Expert: Be alert for risks of ‘gray area’ drinking
Isolation and stress exacerbated by the COVID-19 pandemic are also fueling a sneaky risk — “gray area drinking.”
Gray area drinking falls between abstinence and alcohol abuse and the term is used to describe situations in which people drink more than they intended, or of which they are aware, in response to stressors. It can prime the pump for substance abuse issues: Where before, it was a glass of wine with dinner, then an extra one, suddenly, the person is drinking much more for the same effect.
“It’s often a problem for individuals. It’s an easy thing to overlook — just having a second glass of wine or another beer, and maybe you didn’t have that intent in the first place,” said Kathleen Burnell, director of Substance Use Services at The Center for Mental Health.

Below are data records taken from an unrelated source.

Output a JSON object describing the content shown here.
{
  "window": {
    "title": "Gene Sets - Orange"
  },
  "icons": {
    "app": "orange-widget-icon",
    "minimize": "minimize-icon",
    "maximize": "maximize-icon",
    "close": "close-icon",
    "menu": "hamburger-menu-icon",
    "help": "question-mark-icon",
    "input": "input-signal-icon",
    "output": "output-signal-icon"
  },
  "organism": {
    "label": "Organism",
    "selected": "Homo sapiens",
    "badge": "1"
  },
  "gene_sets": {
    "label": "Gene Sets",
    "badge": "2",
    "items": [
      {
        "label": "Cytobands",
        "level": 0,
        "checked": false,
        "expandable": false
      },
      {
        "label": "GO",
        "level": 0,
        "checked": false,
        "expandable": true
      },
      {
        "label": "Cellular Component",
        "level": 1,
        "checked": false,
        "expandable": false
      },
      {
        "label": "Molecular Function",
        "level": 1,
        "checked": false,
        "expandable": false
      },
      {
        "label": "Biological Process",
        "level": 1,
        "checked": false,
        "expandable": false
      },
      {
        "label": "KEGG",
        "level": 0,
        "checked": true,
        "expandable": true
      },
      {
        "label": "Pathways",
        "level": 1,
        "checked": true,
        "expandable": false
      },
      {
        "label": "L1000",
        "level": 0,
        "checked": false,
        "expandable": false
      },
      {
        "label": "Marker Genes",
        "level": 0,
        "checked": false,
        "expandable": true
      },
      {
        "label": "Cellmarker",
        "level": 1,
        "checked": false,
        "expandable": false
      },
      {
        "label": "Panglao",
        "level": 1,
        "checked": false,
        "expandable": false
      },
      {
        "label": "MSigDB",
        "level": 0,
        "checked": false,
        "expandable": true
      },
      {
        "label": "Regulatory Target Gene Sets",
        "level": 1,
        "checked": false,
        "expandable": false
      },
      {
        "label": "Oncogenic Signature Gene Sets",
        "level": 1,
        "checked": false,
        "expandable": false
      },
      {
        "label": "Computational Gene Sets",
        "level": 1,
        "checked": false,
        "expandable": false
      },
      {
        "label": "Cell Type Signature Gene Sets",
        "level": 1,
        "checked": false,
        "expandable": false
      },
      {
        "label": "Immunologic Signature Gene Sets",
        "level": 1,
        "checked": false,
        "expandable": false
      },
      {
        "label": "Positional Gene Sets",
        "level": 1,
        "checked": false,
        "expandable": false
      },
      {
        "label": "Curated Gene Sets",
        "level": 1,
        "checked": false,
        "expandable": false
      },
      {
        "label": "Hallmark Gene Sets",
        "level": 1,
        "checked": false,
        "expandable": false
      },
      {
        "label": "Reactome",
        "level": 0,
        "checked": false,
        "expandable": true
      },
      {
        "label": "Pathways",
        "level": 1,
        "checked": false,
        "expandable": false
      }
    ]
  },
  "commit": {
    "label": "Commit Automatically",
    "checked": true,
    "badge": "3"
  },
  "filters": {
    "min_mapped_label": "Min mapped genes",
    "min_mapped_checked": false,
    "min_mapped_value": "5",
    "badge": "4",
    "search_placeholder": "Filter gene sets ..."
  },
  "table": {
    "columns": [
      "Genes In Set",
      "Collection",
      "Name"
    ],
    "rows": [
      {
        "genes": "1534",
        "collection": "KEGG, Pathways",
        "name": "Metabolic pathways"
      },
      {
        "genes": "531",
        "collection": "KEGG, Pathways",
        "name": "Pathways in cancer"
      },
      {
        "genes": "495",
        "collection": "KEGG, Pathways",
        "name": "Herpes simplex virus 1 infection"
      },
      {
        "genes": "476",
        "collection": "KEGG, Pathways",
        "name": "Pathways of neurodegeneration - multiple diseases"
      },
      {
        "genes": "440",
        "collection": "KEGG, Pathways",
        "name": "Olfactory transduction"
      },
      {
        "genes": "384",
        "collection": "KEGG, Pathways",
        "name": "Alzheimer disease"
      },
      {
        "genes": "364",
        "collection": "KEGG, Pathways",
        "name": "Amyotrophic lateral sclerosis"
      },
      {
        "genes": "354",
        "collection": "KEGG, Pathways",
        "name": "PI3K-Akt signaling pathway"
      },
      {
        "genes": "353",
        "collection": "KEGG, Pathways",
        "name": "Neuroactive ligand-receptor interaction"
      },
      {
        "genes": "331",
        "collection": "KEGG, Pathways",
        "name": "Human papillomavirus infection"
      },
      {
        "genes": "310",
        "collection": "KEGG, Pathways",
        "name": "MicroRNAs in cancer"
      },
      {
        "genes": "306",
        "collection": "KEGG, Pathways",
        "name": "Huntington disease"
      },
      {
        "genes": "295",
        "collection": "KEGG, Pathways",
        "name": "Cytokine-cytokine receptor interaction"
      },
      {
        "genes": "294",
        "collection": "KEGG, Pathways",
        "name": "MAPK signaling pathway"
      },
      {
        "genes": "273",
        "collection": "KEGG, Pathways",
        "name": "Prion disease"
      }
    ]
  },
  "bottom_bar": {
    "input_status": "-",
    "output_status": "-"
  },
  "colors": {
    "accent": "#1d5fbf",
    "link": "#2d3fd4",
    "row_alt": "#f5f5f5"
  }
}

“Oftentimes, it is paired with other stressors. We have a lot of stress right now. There’s financial stress; there’s health stress; separation and worry about family members. There is a political division going on, which can lead to stress as well, because of the tension. People find themselves looking for a way to relax.”
When dealing with stressors, people don’t always pay as much attention as they should to how much of a substance they are consuming, Burnell said: “And that’s where gray drinking starts to sneak in.”
Signs of gray area drinking may include worry and regret about drinking; being able to stop drinking but finding it hard to stay stopped; drinking that doesn’t appear to be problematic to others and rationalization that swings between a self-admonition to stop drinking and the idea to “live a little,” according to an op-ed Burnell published in August.
One of the first signs drinking is becoming a problem might be an impact on daily routine, Burnell said Monday — such as sleeping later in the morning because of how much one has had to drink; socializing only with friends who also drink or getting less enjoyment out of family time.
“If you find yourself worrying about drinking or how much you drank, generally, worry is our mind’s way of warning us something is going on,” Burnell said.
That extends beyond alcohol, to other substances such as tobacco.
Another warning sign is using more alcohol to achieve the same effect as before — gray area drinking can ratchet up due to the way substances work in the human body.
Burnell also says to be alert to such behavior as self-rationalization, or putting off a task that needs to be done just to accommodate drinking or other substance use.
Legal involvement — being pulled over for being under the influence — is a red flag.
“Something that we’re seeing nationwide is an increase, overall, in substance use,” Burnell said. Isolation has been shown as a major factor.
“We’ve seen that all year long. By feeling disconnected, we tend to get a little less joy out of life and find ourselves looking for a few more coping mechanisms.”
Having more than one outlet for stress is important.
“When we do something like drinking, if it becomes our only tool to relax, then it is not helping us. Often, we get more satisfaction from a relaxing activity if we have more than one choice,” Burnell said.
The Center for Mental Health offers group and individual help to those struggling with substance use and gray area drinking. Help is available by phone, telemedicine or in person, with COVID-19 safety protocols. Call 970-252-3200 to learn more about these options.
Those who are feeling stressed or worried can access a 24-hour hotline at 970-252-6220.
“We’re trying to connect with people wherever they’re at,” Burnell said.
She also acknowledged people are worried for their friends or loved ones who may have fallen into gray area drinking or outright substance abuse.
“We very much care about the people in our lives. It’s hard to sit there and see something where you want to say something,” she said.
Again, people can access support and strategies through the Center for Mental Health.
“We know we can’t make other people change, but by being there alongside them while they are evaluating what they want to do with their lives can be really valuable,” Burnell said.